**Task inputs:**
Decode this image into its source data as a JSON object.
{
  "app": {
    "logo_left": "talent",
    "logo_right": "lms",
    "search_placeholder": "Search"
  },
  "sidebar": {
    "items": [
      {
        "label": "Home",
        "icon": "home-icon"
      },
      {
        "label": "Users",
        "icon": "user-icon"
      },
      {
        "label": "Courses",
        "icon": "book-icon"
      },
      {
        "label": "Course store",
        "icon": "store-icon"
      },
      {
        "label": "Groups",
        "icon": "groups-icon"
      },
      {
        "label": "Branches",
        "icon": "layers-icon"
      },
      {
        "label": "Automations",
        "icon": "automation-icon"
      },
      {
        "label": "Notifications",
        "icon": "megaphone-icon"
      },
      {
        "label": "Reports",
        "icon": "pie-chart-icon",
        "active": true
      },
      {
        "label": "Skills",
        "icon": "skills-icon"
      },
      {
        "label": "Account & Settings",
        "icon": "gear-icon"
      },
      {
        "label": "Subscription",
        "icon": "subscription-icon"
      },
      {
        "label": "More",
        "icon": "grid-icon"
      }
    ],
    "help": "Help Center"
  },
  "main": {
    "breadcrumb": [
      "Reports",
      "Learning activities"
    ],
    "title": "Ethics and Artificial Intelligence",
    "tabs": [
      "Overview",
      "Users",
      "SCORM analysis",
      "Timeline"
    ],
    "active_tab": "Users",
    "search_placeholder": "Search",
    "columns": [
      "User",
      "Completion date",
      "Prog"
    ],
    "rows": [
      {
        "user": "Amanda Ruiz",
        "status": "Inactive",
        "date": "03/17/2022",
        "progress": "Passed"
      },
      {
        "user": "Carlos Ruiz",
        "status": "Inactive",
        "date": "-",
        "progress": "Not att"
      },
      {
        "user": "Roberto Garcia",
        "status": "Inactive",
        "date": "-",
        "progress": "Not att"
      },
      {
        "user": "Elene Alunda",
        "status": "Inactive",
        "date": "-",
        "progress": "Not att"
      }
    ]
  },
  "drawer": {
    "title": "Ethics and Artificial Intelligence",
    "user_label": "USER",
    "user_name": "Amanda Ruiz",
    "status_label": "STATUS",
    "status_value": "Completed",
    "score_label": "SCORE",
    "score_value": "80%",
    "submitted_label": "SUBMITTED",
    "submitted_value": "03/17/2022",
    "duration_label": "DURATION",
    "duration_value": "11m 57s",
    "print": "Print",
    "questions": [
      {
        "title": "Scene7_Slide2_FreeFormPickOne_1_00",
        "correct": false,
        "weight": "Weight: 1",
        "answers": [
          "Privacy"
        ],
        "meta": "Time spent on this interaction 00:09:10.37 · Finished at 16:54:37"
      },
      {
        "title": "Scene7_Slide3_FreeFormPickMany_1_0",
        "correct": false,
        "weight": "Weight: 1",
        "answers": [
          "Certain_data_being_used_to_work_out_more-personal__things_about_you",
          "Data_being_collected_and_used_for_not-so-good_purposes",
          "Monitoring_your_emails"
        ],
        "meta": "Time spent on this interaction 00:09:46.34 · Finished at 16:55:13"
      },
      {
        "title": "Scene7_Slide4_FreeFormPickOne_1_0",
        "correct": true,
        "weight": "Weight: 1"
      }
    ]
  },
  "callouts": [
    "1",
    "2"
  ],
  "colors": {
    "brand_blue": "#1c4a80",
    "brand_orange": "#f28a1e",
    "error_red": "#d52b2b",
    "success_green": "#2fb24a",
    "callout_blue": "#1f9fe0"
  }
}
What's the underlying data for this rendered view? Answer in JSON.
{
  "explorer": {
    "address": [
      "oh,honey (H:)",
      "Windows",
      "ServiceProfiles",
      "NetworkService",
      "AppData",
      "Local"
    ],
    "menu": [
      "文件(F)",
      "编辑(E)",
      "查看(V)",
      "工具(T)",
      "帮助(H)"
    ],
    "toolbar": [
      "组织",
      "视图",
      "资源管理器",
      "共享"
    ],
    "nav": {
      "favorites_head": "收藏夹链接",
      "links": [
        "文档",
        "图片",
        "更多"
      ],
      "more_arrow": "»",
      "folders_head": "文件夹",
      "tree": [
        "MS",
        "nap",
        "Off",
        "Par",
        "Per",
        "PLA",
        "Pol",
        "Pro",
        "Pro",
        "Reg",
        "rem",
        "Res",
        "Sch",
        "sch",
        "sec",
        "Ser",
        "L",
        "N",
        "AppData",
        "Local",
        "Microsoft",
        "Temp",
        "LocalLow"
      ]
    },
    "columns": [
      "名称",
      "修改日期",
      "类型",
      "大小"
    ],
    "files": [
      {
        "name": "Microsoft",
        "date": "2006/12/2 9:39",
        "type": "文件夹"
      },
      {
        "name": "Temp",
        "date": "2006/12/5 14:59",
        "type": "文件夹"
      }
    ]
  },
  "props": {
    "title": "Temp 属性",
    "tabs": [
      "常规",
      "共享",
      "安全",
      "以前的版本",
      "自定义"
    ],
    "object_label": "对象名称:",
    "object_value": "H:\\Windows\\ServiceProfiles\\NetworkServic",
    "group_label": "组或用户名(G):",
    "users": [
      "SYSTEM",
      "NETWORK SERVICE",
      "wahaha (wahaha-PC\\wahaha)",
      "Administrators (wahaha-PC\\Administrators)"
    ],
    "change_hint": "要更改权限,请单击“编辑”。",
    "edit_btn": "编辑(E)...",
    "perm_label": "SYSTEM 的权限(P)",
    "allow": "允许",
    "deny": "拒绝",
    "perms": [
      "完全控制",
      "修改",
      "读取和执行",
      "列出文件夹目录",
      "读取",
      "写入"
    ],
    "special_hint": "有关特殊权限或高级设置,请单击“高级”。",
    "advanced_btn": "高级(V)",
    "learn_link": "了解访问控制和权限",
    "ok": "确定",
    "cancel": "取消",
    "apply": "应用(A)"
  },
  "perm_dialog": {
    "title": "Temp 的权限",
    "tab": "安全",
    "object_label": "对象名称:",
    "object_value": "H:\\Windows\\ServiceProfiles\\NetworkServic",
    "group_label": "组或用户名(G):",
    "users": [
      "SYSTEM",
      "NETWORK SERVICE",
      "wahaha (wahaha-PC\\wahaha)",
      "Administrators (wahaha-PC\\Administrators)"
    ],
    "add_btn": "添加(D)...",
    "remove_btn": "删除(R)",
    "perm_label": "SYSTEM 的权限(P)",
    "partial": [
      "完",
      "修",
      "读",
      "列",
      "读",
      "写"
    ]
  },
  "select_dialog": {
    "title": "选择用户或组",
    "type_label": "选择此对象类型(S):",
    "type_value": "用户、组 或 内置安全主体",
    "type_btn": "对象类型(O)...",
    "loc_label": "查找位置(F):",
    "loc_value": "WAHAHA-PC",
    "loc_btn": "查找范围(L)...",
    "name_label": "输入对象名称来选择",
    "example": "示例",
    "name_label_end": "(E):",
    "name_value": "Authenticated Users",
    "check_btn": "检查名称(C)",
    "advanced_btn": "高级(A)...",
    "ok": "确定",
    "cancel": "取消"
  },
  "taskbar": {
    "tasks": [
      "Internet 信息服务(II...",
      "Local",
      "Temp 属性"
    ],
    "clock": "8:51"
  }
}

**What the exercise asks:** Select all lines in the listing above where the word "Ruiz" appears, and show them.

**Result:**
        "user": "Amanda Ruiz",
        "user": "Carlos Ruiz",
    "user_name": "Amanda Ruiz",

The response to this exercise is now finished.